"This is a coherent and valuable assessment of our past, useful and accessible and deeply informative. More important, A Brief History of Phoenix offers an entertaining read, even for readers with only a passing interest in our desert city." — Robrt Pela in Phoenix New Times
My March 6th talk at the Poisoned Pen Bookstore.
High Country Nocturne Reviews:
• Booklist starred review:
Phoenix private investigator David Mapstone is a former county sheriff. He gets a desperate late-night call from Sharon Peralta, wife of Mike, Mapstone’s partner. Mike has been accused of being the principal in a Phoenix diamond robbery and has disappeared. The FBI has his truck and wants to find out if either David or Sharon knows where Mike is and if they were accomplices. On the way to meet law enforcement, David is pulled over for speeding. In a truly harrowing scene the young female “officer” who pulls him over apparently intends to kill him until she’s scared off by unexpected traffic. It’s in that context David and Sharon are interrogated by the FBI. The message is unequivocal: they better deliver Mike on a platter. This is a complex, multifaceted thriller in which Phoenix itself is a principal player, with its depressed economy, residual Wild West mindset, casinos, mobsters, and corrupt infrastructure all key aspects of its character. Most of what Mapstone believes is at stake. Did he misjudge Mike Peralta? Is Arizona unrelentingly corrupt? What did he do to unleash a killer into his life and endanger his loved ones. Talton, a longtime journalist and native Arizonan, writes in a spare, beautiful style that parallels the stark beauty of his home’s high country. This is a nail-biting thriller pushed to the next level of excellence by the moral quandaries that drive the plot. The high point of an outstanding series.
— Wes Lukowsky
• Library Journal starred review:
As with Bill Crider’s and Kevin McGarrity’s mysteries, Talton’s books are studies in atmosphere and setting. Arizona’s wild and beautiful landscape figures prominently, and the interior examination of Mapstone’s hopes and fears makes this a terrific character study as well.

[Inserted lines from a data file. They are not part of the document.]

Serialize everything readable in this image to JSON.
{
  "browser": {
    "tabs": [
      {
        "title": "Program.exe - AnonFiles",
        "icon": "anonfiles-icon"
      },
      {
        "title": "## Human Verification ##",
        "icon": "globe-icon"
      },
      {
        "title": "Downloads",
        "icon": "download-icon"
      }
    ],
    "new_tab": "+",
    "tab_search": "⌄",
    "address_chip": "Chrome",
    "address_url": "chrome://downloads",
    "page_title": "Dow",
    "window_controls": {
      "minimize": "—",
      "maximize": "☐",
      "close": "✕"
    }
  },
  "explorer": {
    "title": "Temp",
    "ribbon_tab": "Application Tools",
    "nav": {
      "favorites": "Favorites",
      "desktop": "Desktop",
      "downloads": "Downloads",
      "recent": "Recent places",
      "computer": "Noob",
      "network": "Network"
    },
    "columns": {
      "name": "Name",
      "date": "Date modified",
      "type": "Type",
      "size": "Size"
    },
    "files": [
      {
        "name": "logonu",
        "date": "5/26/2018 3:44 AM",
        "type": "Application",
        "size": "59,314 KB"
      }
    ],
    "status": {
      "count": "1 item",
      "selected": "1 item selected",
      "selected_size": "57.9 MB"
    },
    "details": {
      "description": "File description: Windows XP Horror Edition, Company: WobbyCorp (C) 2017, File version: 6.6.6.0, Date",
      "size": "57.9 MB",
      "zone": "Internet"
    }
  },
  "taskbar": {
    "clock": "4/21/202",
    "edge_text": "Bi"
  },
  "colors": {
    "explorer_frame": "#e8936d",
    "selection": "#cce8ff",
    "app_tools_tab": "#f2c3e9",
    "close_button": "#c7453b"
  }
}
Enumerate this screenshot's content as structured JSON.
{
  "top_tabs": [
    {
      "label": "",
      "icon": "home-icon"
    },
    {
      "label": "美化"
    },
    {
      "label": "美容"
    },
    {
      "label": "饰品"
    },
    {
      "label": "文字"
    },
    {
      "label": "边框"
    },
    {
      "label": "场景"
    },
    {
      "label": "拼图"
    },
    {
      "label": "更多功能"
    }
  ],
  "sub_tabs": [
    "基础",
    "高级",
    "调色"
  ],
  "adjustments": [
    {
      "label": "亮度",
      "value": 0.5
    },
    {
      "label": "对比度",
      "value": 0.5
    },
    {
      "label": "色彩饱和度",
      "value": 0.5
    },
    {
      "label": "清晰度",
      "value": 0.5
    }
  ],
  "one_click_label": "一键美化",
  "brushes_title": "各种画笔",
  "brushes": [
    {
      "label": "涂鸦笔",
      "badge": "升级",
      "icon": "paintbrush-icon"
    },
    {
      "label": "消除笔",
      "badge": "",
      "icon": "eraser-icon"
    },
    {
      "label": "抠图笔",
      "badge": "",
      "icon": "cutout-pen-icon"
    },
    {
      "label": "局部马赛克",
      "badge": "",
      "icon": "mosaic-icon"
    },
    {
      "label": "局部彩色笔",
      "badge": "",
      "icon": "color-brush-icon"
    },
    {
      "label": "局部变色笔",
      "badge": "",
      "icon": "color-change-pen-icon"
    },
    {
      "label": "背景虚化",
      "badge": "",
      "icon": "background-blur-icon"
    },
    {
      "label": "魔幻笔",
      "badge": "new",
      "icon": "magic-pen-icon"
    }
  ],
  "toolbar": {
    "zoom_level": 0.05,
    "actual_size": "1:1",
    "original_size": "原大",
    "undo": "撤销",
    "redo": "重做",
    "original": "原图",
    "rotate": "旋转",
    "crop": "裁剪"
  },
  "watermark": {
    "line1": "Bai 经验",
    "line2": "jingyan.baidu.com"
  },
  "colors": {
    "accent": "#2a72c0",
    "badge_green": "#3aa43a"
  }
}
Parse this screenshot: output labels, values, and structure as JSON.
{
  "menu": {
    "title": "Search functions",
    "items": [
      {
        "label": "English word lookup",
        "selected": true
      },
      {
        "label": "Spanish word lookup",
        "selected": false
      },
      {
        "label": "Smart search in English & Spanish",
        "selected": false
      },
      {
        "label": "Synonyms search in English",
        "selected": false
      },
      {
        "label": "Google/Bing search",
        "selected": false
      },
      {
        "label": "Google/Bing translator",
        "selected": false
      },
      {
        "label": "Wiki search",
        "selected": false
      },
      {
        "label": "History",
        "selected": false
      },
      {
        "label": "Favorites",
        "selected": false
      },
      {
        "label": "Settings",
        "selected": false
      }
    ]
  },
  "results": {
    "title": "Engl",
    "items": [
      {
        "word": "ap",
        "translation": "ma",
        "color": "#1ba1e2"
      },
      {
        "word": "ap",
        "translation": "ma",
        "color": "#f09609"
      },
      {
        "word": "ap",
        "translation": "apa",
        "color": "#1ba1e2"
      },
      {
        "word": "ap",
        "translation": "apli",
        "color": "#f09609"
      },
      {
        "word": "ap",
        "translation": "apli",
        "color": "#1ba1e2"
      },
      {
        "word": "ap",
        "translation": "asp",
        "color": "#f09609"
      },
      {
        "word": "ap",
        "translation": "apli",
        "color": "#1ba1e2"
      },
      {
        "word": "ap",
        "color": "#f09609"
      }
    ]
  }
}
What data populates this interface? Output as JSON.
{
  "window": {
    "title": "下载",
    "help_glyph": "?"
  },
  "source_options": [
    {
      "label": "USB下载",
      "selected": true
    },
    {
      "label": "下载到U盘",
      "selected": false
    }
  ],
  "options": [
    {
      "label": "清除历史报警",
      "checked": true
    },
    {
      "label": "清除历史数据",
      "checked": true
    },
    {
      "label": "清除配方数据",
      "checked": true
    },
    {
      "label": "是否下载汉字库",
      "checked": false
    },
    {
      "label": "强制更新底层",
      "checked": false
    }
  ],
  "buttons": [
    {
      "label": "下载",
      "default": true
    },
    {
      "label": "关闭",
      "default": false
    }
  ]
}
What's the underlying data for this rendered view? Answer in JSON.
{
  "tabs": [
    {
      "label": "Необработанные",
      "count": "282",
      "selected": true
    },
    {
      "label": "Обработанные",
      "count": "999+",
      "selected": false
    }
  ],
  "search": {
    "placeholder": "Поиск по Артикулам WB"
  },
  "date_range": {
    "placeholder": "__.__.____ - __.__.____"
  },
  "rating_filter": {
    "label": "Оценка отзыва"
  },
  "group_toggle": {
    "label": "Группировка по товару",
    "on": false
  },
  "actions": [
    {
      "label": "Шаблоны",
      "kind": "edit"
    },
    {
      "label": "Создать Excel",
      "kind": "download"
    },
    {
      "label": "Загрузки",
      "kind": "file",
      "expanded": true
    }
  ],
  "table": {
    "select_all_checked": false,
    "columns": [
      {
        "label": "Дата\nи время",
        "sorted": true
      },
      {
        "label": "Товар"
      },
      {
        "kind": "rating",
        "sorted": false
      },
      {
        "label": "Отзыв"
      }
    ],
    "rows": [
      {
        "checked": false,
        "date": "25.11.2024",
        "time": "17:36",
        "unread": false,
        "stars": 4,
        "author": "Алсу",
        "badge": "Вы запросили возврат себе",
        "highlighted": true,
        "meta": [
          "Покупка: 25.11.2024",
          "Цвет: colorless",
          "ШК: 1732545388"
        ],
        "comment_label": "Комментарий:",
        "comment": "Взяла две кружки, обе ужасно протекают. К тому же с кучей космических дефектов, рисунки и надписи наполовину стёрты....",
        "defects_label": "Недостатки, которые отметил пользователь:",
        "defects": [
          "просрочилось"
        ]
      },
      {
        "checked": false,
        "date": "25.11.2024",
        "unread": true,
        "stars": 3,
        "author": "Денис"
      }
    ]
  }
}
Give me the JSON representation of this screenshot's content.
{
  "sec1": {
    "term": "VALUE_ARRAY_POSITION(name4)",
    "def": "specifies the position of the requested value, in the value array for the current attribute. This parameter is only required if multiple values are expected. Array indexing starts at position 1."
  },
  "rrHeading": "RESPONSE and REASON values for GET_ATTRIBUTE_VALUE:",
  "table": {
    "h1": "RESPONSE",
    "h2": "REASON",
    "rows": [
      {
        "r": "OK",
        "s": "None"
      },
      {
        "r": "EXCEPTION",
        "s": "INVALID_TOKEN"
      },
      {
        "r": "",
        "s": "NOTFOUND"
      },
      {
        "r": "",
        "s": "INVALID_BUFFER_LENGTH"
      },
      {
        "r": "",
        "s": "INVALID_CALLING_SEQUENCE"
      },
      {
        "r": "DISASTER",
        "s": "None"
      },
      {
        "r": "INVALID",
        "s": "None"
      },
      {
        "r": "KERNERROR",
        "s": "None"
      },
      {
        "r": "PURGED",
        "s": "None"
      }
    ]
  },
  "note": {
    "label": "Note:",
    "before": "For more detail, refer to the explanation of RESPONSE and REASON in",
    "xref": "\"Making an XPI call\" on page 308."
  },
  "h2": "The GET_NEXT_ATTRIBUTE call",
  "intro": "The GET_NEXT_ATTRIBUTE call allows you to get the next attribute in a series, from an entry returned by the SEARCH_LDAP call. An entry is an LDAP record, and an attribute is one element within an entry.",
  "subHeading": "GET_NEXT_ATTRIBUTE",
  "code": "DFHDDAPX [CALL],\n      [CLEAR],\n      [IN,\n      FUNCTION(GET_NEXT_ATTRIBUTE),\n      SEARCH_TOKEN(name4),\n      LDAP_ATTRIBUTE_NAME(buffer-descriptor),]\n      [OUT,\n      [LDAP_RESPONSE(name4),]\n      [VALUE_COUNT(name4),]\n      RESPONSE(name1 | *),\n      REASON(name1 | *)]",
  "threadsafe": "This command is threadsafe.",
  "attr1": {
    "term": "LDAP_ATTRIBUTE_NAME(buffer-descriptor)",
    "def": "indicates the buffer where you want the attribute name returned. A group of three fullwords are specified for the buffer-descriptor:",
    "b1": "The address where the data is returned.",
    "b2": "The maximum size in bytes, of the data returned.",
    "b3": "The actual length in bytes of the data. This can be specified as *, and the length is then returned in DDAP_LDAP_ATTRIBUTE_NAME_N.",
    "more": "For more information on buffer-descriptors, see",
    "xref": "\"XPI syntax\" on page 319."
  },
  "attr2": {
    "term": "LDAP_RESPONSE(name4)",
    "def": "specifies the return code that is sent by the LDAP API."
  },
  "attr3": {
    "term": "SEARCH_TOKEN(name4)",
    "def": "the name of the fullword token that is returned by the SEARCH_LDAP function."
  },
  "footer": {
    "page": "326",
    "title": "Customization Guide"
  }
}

• Publishers Weekly:
...Intricately plotted.... Talton keeps the reader guessing throughout, but Mapstone's learned, insightful first-person commentary is what really stands out; his comments about the decline of the Phoenix he's always called home are particularly revealing and believable.
• The Seattle Times:
Talton expertly contrasts his swift and closely plotted story against a deep, melancholy theme: the grave injustice done by modernization to his beloved Phoenix. The book is rich in period and contemporary details, as well as fascinating nuggets from the region’s earlier history.
As a result, “High Country Nocturne” is both an absorbing detective story and a vividly written elegy to a day when, as Mapstone puts it, people read books other than “Harry Potter” — and when the writer’s hometown was not the soulless sprawl it is today.
— Adam Woog
A fast-paced mystery told in the first person by our protagonist, David Mapstone. This book is number eight in the author’s series about David Mapstone and it doesn't disappoint.
The Bellingham (WA) Herald:
There was much to enjoy in Talton's beautifully written literary lamentations for Phoenix the way it used to be. This is where the writer really shines, recreating for us in word pictures a saner pace of life, a more gracious architecture, and a more expansive landscape. It may be a different corner of the country, but the native Southwesterner captures the helplessness we native Northwesterners often feel about the desecration of the landscape and the thoughtless development we've witnessed right here.
This fast paced mystery is intricately woven to end up with a completely surprising, yet deliciously satisfying end.
The Midwest Book Review:
Depicting the atmosphere and culture of Arizona, High Country Nocturne provides the kind of tense mystery that should delight genre readers with a special affinity for Western settings and intrigue.